I always had this impression that writing a guidebook like Lonely Planet is the most painful task that anyone would have to do. Imagine being able to go to exotic(and also touristy) places on someone else’s money, and while you are there, instead of having a ball you are expected to run around hotels and rate them, find out eating places in the town without just being able to eat at the best places, and figure what is pleasant and unpleasant for your readers than hangout where you want to. And your deadlines probably keep you on the tow all the time, making you keep running. After all they have to bring out a new edition every year(or two years). So you go to a great place, and what did you see, do, experience? Nothing but collecting data for others.
So when someone told me a year back that it would be nice to have an travel guide book for India with a perspective for Indians, and if I can consider working on such a book, I realized it is not my cup of tea and declined the offer. And today, I read from the horse’s mouth – the ordeals of writing a guidebook – as told by a lonely planet author.
Some excerpts of an interview with Simon Sellars, a Lonely Planet author on travelhappy.info
It’s a good job but let’s be realistic: it’s more a case of being paid to collect brochures and bus timetable info — and to crack the ice-cold nerve of concierges the world over. We are info dumps: much of the job is gathering facts and figures and updating perishable and non-perishable information…

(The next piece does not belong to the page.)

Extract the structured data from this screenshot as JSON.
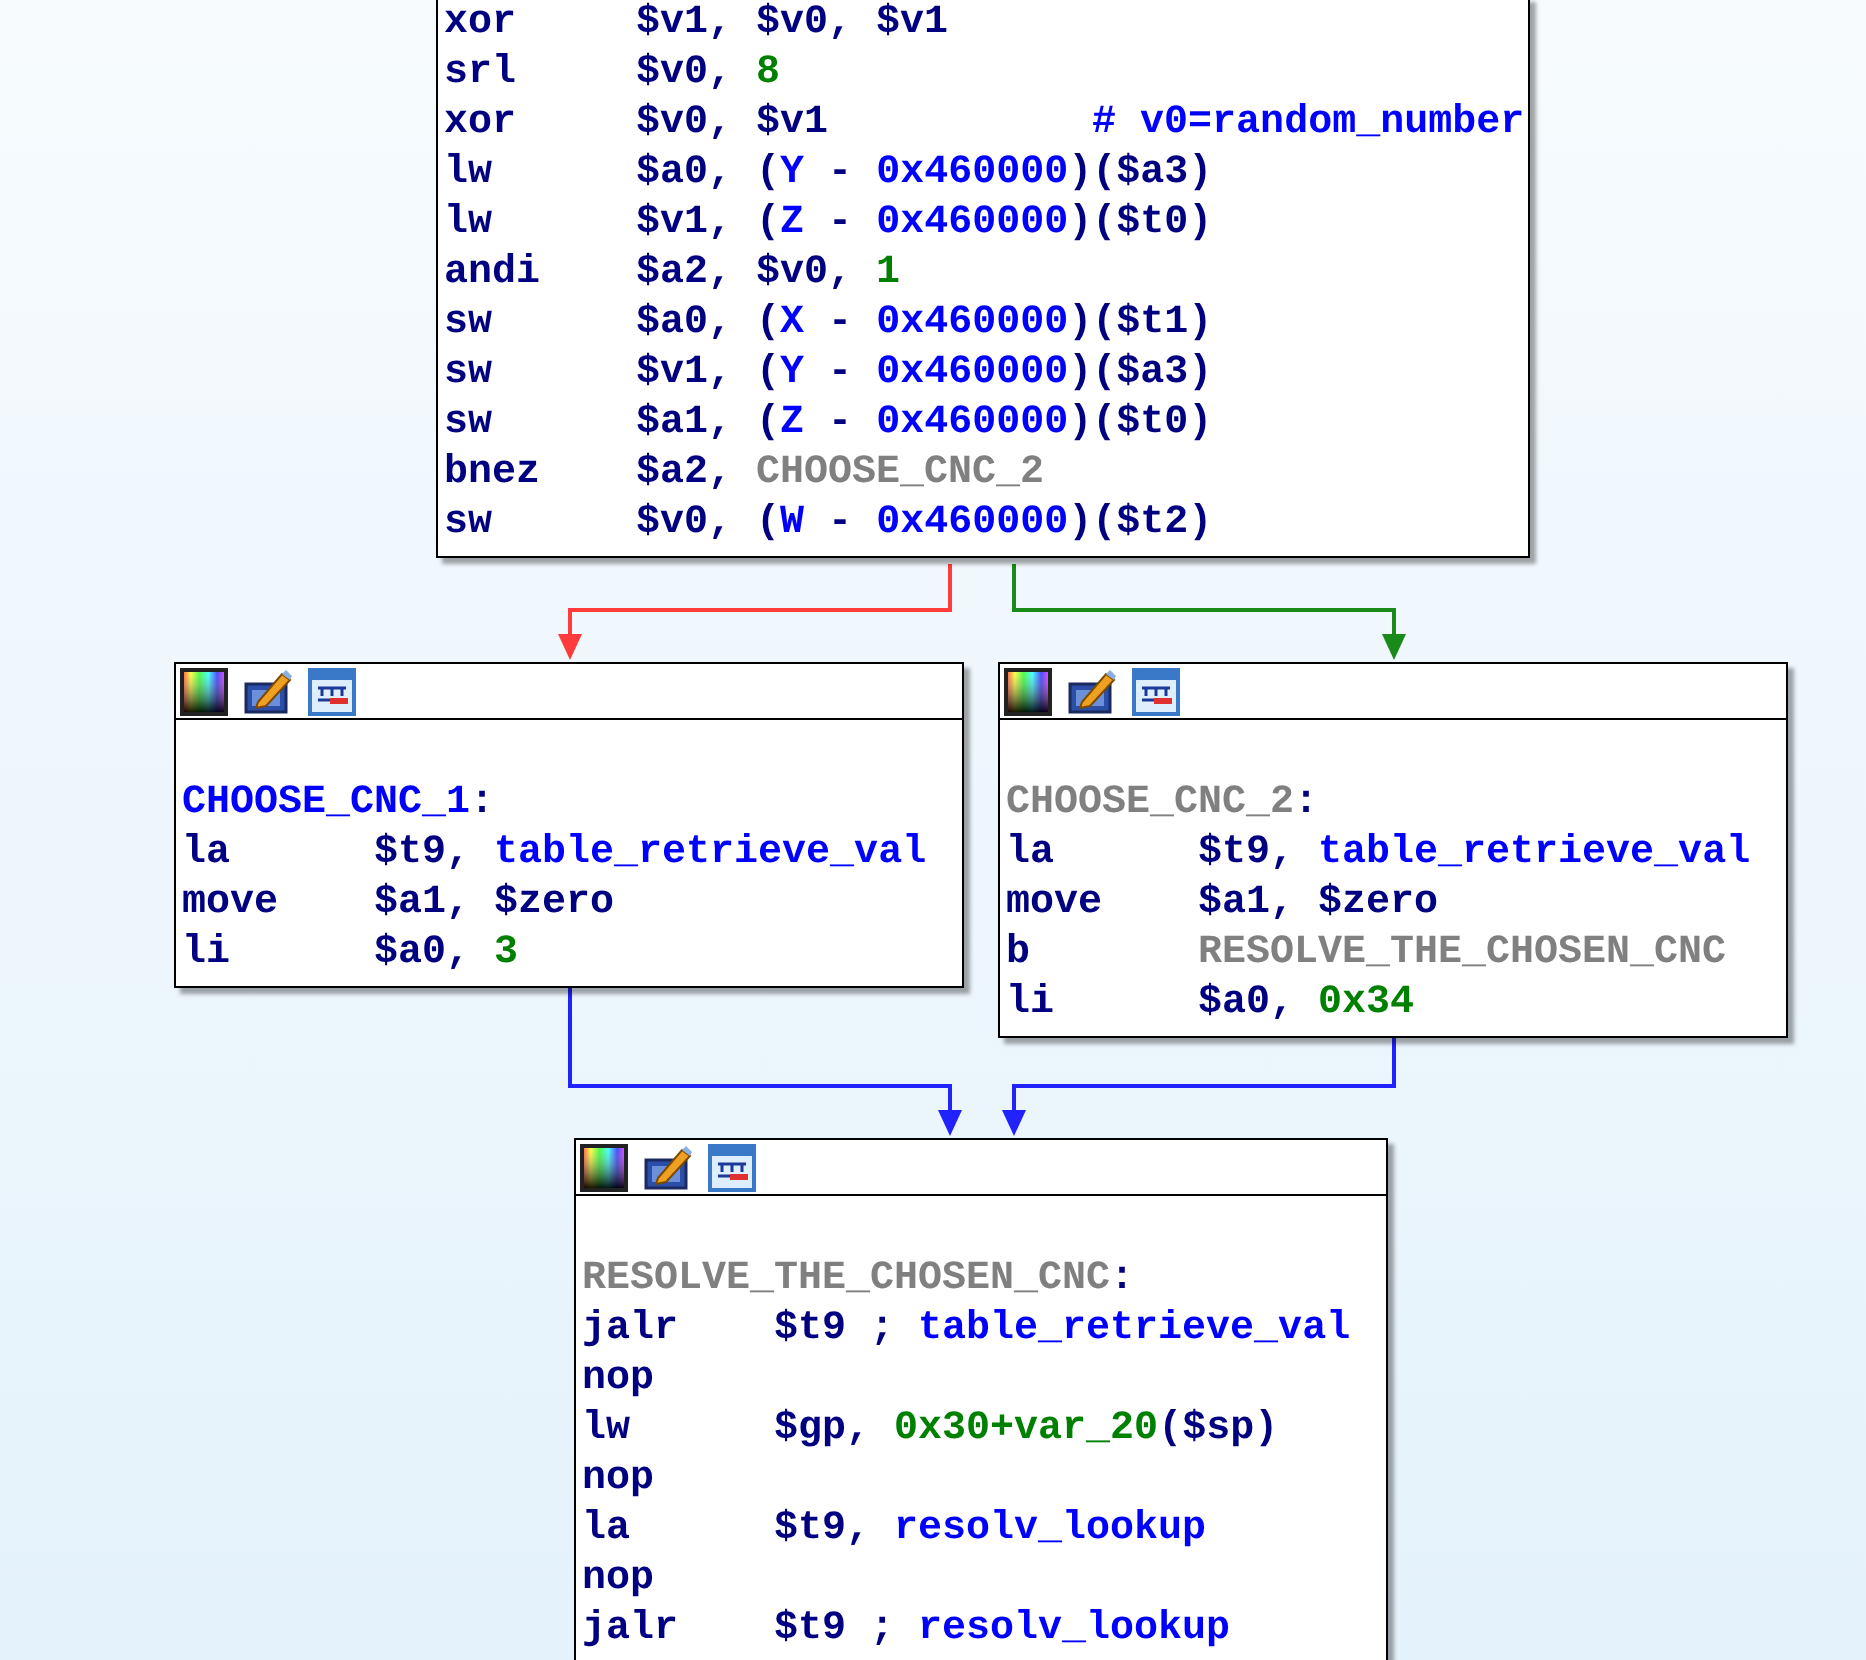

…I feel one of the biggest misconceptions about Lonely Planet is that the company pays its authors to swan around on holiday and then do a bit of writing as an afterthought. The reality is that you are on your feet for twelve hours a day, during torrential rain or baking heat or whatever testing conditions you’ve parachuted into: coups; insurgencies; dealing with the horror of warm beer in Britain. There’s very little time for actual sightseeing. It’s actually hard work.